__Exercise directions__
Write the listing out again, all of it, word for word.

[Opening Input records section]

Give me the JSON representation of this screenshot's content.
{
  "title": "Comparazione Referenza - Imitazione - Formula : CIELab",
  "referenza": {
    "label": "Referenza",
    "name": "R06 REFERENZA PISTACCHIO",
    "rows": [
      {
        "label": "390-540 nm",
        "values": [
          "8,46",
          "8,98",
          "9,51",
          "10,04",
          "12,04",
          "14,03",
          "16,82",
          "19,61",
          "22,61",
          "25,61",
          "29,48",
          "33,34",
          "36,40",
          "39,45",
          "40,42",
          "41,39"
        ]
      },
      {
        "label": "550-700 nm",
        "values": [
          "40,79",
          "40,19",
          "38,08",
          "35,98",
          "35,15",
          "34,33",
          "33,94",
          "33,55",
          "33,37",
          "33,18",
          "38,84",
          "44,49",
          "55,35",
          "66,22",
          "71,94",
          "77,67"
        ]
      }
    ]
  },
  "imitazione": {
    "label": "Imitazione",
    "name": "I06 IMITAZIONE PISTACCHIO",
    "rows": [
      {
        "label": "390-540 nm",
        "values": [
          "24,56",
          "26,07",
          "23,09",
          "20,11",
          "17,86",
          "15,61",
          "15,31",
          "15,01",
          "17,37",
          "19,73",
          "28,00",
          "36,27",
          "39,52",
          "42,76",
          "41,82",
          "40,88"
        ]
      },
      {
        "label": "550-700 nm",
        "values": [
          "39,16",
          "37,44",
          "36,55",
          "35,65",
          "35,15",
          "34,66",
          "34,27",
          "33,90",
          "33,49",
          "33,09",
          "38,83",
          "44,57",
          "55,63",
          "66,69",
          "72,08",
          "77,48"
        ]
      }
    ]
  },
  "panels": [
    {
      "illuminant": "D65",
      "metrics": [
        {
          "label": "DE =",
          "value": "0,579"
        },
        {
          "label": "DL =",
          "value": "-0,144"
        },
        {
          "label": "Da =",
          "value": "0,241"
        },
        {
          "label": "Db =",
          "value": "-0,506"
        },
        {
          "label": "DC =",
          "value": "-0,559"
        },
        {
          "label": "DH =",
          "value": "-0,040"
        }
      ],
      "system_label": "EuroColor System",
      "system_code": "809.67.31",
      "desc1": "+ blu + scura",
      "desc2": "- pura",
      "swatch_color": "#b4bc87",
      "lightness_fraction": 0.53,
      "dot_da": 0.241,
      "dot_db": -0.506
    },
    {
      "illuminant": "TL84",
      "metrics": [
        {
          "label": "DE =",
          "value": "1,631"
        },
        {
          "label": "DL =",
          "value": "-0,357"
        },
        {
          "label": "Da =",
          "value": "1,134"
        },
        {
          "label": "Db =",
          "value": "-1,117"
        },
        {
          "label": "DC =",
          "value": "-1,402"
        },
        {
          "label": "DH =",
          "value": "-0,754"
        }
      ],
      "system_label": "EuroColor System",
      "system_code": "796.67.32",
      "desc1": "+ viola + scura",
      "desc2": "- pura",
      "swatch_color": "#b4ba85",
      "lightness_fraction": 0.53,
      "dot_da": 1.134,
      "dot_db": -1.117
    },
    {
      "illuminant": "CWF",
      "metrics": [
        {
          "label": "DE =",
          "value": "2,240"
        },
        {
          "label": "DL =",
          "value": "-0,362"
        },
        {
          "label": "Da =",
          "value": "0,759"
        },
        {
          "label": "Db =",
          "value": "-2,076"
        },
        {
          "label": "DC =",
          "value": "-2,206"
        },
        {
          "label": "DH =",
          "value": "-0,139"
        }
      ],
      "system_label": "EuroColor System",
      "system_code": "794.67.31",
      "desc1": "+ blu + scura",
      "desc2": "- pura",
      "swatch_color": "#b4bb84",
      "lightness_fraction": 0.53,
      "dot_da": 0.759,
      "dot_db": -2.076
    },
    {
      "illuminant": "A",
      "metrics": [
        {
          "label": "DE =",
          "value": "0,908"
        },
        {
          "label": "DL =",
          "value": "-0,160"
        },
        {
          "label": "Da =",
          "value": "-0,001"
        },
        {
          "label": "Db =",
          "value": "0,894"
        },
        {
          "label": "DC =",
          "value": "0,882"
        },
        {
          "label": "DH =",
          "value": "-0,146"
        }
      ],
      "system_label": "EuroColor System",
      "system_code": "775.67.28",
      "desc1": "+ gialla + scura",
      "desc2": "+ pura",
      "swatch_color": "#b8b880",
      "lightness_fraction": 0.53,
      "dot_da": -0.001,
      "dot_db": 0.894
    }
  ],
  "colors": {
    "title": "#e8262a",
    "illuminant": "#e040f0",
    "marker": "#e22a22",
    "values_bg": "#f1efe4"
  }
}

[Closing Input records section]

__Exercise output__
Give me the JSON representation of this screenshot's content.
{
  "title": "Comparazione Referenza - Imitazione - Formula : CIELab",
  "referenza": {
    "label": "Referenza",
    "name": "R06 REFERENZA PISTACCHIO",
    "rows": [
      {
        "label": "390-540 nm",
        "values": [
          "8,46",
          "8,98",
          "9,51",
          "10,04",
          "12,04",
          "14,03",
          "16,82",
          "19,61",
          "22,61",
          "25,61",
          "29,48",
          "33,34",
          "36,40",
          "39,45",
          "40,42",
          "41,39"
        ]
      },
      {
        "label": "550-700 nm",
        "values": [
          "40,79",
          "40,19",
          "38,08",
          "35,98",
          "35,15",
          "34,33",
          "33,94",
          "33,55",
          "33,37",
          "33,18",
          "38,84",
          "44,49",
          "55,35",
          "66,22",
          "71,94",
          "77,67"
        ]
      }
    ]
  },
  "imitazione": {
    "label": "Imitazione",
    "name": "I06 IMITAZIONE PISTACCHIO",
    "rows": [
      {
        "label": "390-540 nm",
        "values": [
          "24,56",
          "26,07",
          "23,09",
          "20,11",
          "17,86",
          "15,61",
          "15,31",
          "15,01",
          "17,37",
          "19,73",
          "28,00",
          "36,27",
          "39,52",
          "42,76",
          "41,82",
          "40,88"
        ]
      },
      {
        "label": "550-700 nm",
        "values": [
          "39,16",
          "37,44",
          "36,55",
          "35,65",
          "35,15",
          "34,66",
          "34,27",
          "33,90",
          "33,49",
          "33,09",
          "38,83",
          "44,57",
          "55,63",
          "66,69",
          "72,08",
          "77,48"
        ]
      }
    ]
  },
  "panels": [
    {
      "illuminant": "D65",
      "metrics": [
        {
          "label": "DE =",
          "value": "0,579"
        },
        {
          "label": "DL =",
          "value": "-0,144"
        },
        {
          "label": "Da =",
          "value": "0,241"
        },
        {
          "label": "Db =",
          "value": "-0,506"
        },
        {
          "label": "DC =",
          "value": "-0,559"
        },
        {
          "label": "DH =",
          "value": "-0,040"
        }
      ],
      "system_label": "EuroColor System",
      "system_code": "809.67.31",
      "desc1": "+ blu + scura",
      "desc2": "- pura",
      "swatch_color": "#b4bc87",
      "lightness_fraction": 0.53,
      "dot_da": 0.241,
      "dot_db": -0.506
    },
    {
      "illuminant": "TL84",
      "metrics": [
        {
          "label": "DE =",
          "value": "1,631"
        },
        {
          "label": "DL =",
          "value": "-0,357"
        },
        {
          "label": "Da =",
          "value": "1,134"
        },
        {
          "label": "Db =",
          "value": "-1,117"
        },
        {
          "label": "DC =",
          "value": "-1,402"
        },
        {
          "label": "DH =",
          "value": "-0,754"
        }
      ],
      "system_label": "EuroColor System",
      "system_code": "796.67.32",
      "desc1": "+ viola + scura",
      "desc2": "- pura",
      "swatch_color": "#b4ba85",
      "lightness_fraction": 0.53,
      "dot_da": 1.134,
      "dot_db": -1.117
    },
    {
      "illuminant": "CWF",
      "metrics": [
        {
          "label": "DE =",
          "value": "2,240"
        },
        {
          "label": "DL =",
          "value": "-0,362"
        },
        {
          "label": "Da =",
          "value": "0,759"
        },
        {
          "label": "Db =",
          "value": "-2,076"
        },
        {
          "label": "DC =",
          "value": "-2,206"
        },
        {
          "label": "DH =",
          "value": "-0,139"
        }
      ],
      "system_label": "EuroColor System",
      "system_code": "794.67.31",
      "desc1": "+ blu + scura",
      "desc2": "- pura",
      "swatch_color": "#b4bb84",
      "lightness_fraction": 0.53,
      "dot_da": 0.759,
      "dot_db": -2.076
    },
    {
      "illuminant": "A",
      "metrics": [
        {
          "label": "DE =",
          "value": "0,908"
        },
        {
          "label": "DL =",
          "value": "-0,160"
        },
        {
          "label": "Da =",
          "value": "-0,001"
        },
        {
          "label": "Db =",
          "value": "0,894"
        },
        {
          "label": "DC =",
          "value": "0,882"
        },
        {
          "label": "DH =",
          "value": "-0,146"
        }
      ],
      "system_label": "EuroColor System",
      "system_code": "775.67.28",
      "desc1": "+ gialla + scura",
      "desc2": "+ pura",
      "swatch_color": "#b8b880",
      "lightness_fraction": 0.53,
      "dot_da": -0.001,
      "dot_db": 0.894
    }
  ],
  "colors": {
    "title": "#e8262a",
    "illuminant": "#e040f0",
    "marker": "#e22a22",
    "values_bg": "#f1efe4"
  }
}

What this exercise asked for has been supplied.